──────── Task input
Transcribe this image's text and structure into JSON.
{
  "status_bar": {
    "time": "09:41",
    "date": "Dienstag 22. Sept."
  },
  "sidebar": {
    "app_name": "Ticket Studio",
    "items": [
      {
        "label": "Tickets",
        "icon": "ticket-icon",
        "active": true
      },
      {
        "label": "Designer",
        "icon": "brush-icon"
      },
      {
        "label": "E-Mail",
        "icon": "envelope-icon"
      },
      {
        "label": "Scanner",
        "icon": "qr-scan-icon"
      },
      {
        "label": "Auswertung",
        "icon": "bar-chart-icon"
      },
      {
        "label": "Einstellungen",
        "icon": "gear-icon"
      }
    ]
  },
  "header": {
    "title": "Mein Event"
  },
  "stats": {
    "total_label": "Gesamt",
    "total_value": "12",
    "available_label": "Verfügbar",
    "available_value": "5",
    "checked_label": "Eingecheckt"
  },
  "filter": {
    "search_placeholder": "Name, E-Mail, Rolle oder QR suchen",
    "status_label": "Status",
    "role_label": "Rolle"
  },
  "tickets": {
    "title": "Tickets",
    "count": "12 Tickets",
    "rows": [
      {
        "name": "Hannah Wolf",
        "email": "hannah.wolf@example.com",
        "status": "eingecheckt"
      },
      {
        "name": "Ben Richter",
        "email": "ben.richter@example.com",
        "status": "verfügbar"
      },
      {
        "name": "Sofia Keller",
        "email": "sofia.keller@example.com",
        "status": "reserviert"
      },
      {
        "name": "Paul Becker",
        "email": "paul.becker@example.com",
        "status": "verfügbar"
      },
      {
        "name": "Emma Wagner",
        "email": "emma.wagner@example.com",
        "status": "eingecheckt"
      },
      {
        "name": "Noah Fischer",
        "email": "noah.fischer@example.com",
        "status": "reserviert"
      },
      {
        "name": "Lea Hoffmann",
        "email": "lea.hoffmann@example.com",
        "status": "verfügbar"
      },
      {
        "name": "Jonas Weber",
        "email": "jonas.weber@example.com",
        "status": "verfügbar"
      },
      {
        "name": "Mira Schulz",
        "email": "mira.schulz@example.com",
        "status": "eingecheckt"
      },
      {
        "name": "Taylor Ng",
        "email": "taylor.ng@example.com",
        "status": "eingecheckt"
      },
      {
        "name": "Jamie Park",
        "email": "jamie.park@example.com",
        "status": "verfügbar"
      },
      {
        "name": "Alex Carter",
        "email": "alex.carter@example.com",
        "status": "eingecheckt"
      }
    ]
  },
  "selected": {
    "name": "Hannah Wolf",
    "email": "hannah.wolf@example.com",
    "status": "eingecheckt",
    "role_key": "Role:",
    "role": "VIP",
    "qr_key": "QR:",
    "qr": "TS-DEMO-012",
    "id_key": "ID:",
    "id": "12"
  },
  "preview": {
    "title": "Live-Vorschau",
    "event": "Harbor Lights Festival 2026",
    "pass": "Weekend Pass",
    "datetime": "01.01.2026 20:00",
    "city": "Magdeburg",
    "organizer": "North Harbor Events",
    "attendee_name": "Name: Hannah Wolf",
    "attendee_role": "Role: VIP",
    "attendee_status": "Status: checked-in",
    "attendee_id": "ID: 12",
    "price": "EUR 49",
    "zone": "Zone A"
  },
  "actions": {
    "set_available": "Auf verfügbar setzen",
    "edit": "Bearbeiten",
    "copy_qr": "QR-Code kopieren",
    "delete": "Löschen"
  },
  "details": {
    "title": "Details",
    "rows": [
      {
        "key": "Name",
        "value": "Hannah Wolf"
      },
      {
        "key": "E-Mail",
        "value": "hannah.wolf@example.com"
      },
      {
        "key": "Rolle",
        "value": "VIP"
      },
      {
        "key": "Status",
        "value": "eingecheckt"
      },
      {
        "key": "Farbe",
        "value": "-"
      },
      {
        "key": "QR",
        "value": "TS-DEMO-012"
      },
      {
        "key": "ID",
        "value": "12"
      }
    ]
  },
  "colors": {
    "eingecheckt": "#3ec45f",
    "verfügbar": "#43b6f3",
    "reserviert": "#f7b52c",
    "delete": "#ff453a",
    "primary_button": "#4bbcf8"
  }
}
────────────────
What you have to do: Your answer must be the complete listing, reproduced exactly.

Answer to the problem:
Transcribe this image's text and structure into JSON.
{
  "status_bar": {
    "time": "09:41",
    "date": "Dienstag 22. Sept."
  },
  "sidebar": {
    "app_name": "Ticket Studio",
    "items": [
      {
        "label": "Tickets",
        "icon": "ticket-icon",
        "active": true
      },
      {
        "label": "Designer",
        "icon": "brush-icon"
      },
      {
        "label": "E-Mail",
        "icon": "envelope-icon"
      },
      {
        "label": "Scanner",
        "icon": "qr-scan-icon"
      },
      {
        "label": "Auswertung",
        "icon": "bar-chart-icon"
      },
      {
        "label": "Einstellungen",
        "icon": "gear-icon"
      }
    ]
  },
  "header": {
    "title": "Mein Event"
  },
  "stats": {
    "total_label": "Gesamt",
    "total_value": "12",
    "available_label": "Verfügbar",
    "available_value": "5",
    "checked_label": "Eingecheckt"
  },
  "filter": {
    "search_placeholder": "Name, E-Mail, Rolle oder QR suchen",
    "status_label": "Status",
    "role_label": "Rolle"
  },
  "tickets": {
    "title": "Tickets",
    "count": "12 Tickets",
    "rows": [
      {
        "name": "Hannah Wolf",
        "email": "hannah.wolf@example.com",
        "status": "eingecheckt"
      },
      {
        "name": "Ben Richter",
        "email": "ben.richter@example.com",
        "status": "verfügbar"
      },
      {
        "name": "Sofia Keller",
        "email": "sofia.keller@example.com",
        "status": "reserviert"
      },
      {
        "name": "Paul Becker",
        "email": "paul.becker@example.com",
        "status": "verfügbar"
      },
      {
        "name": "Emma Wagner",
        "email": "emma.wagner@example.com",
        "status": "eingecheckt"
      },
      {
        "name": "Noah Fischer",
        "email": "noah.fischer@example.com",
        "status": "reserviert"
      },
      {
        "name": "Lea Hoffmann",
        "email": "lea.hoffmann@example.com",
        "status": "verfügbar"
      },
      {
        "name": "Jonas Weber",
        "email": "jonas.weber@example.com",
        "status": "verfügbar"
      },
      {
        "name": "Mira Schulz",
        "email": "mira.schulz@example.com",
        "status": "eingecheckt"
      },
      {
        "name": "Taylor Ng",
        "email": "taylor.ng@example.com",
        "status": "eingecheckt"
      },
      {
        "name": "Jamie Park",
        "email": "jamie.park@example.com",
        "status": "verfügbar"
      },
      {
        "name": "Alex Carter",
        "email": "alex.carter@example.com",
        "status": "eingecheckt"
      }
    ]
  },
  "selected": {
    "name": "Hannah Wolf",
    "email": "hannah.wolf@example.com",
    "status": "eingecheckt",
    "role_key": "Role:",
    "role": "VIP",
    "qr_key": "QR:",
    "qr": "TS-DEMO-012",
    "id_key": "ID:",
    "id": "12"
  },
  "preview": {
    "title": "Live-Vorschau",
    "event": "Harbor Lights Festival 2026",
    "pass": "Weekend Pass",
    "datetime": "01.01.2026 20:00",
    "city": "Magdeburg",
    "organizer": "North Harbor Events",
    "attendee_name": "Name: Hannah Wolf",
    "attendee_role": "Role: VIP",
    "attendee_status": "Status: checked-in",
    "attendee_id": "ID: 12",
    "price": "EUR 49",
    "zone": "Zone A"
  },
  "actions": {
    "set_available": "Auf verfügbar setzen",
    "edit": "Bearbeiten",
    "copy_qr": "QR-Code kopieren",
    "delete": "Löschen"
  },
  "details": {
    "title": "Details",
    "rows": [
      {
        "key": "Name",
        "value": "Hannah Wolf"
      },
      {
        "key": "E-Mail",
        "value": "hannah.wolf@example.com"
      },
      {
        "key": "Rolle",
        "value": "VIP"
      },
      {
        "key": "Status",
        "value": "eingecheckt"
      },
      {
        "key": "Farbe",
        "value": "-"
      },
      {
        "key": "QR",
        "value": "TS-DEMO-012"
      },
      {
        "key": "ID",
        "value": "12"
      }
    ]
  },
  "colors": {
    "eingecheckt": "#3ec45f",
    "verfügbar": "#43b6f3",
    "reserviert": "#f7b52c",
    "delete": "#ff453a",
    "primary_button": "#4bbcf8"
  }
}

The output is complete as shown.